### TASK GOAL
Write out exactly the lines below that run from the line containing "Give me the" through the last line of the records.

### RECORDS FOR THE EXERCISE

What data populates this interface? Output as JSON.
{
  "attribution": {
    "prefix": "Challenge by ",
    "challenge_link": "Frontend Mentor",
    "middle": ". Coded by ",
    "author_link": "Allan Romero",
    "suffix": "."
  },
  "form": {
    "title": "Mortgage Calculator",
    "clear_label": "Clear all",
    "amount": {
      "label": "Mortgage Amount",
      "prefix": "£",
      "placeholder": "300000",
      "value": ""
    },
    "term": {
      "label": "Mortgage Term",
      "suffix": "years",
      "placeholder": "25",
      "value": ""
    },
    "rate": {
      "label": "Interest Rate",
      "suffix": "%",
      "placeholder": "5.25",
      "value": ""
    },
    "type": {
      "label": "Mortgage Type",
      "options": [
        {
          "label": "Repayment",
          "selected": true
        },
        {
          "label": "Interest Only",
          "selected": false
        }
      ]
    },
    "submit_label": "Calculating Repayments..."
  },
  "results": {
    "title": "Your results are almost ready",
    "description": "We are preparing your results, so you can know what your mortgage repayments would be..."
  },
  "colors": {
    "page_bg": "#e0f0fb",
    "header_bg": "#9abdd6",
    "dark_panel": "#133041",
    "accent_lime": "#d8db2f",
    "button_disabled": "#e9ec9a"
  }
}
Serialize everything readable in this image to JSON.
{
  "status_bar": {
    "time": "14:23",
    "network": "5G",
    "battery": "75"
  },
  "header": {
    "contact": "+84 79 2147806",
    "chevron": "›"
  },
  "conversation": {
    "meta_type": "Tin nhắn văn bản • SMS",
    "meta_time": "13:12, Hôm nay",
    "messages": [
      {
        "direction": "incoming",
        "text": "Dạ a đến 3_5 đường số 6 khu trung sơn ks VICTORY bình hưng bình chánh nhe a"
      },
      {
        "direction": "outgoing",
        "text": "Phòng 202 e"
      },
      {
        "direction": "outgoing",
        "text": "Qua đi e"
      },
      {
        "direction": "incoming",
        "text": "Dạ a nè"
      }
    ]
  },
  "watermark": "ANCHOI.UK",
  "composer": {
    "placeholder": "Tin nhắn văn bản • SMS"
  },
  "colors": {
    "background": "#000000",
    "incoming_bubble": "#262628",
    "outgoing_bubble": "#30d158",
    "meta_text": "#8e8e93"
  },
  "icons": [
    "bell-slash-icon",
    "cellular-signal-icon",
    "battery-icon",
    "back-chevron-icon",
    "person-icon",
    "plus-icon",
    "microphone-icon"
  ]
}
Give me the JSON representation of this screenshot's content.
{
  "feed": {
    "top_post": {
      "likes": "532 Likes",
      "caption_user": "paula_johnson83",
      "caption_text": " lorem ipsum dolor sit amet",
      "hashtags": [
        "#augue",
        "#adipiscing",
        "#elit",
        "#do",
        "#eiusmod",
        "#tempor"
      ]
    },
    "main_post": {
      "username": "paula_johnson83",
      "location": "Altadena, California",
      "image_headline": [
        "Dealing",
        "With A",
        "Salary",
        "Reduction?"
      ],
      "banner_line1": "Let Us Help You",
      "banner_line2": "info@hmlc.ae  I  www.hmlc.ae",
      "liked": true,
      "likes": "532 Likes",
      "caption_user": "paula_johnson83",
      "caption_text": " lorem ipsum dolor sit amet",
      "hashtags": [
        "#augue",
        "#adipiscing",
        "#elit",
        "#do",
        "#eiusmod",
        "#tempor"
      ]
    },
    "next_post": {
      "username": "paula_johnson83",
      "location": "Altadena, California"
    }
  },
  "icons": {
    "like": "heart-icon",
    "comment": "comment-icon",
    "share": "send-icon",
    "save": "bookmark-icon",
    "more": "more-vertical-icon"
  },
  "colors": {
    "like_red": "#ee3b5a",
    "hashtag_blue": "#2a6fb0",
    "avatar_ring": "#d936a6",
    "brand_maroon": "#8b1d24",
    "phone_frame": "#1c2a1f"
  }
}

### RESPONSE
Give me the JSON representation of this screenshot's content.
{
  "feed": {
    "top_post": {
      "likes": "532 Likes",
      "caption_user": "paula_johnson83",
      "caption_text": " lorem ipsum dolor sit amet",
      "hashtags": [
        "#augue",
        "#adipiscing",
        "#elit",
        "#do",
        "#eiusmod",
        "#tempor"
      ]
    },
    "main_post": {
      "username": "paula_johnson83",
      "location": "Altadena, California",
      "image_headline": [
        "Dealing",
        "With A",
        "Salary",
        "Reduction?"
      ],
      "banner_line1": "Let Us Help You",
      "banner_line2": "info@hmlc.ae  I  www.hmlc.ae",
      "liked": true,
      "likes": "532 Likes",
      "caption_user": "paula_johnson83",
      "caption_text": " lorem ipsum dolor sit amet",
      "hashtags": [
        "#augue",
        "#adipiscing",
        "#elit",
        "#do",
        "#eiusmod",
        "#tempor"
      ]
    },
    "next_post": {
      "username": "paula_johnson83",
      "location": "Altadena, California"
    }
  },
  "icons": {
    "like": "heart-icon",
    "comment": "comment-icon",
    "share": "send-icon",
    "save": "bookmark-icon",
    "more": "more-vertical-icon"
  },
  "colors": {
    "like_red": "#ee3b5a",
    "hashtag_blue": "#2a6fb0",
    "avatar_ring": "#d936a6",
    "brand_maroon": "#8b1d24",
    "phone_frame": "#1c2a1f"
  }
}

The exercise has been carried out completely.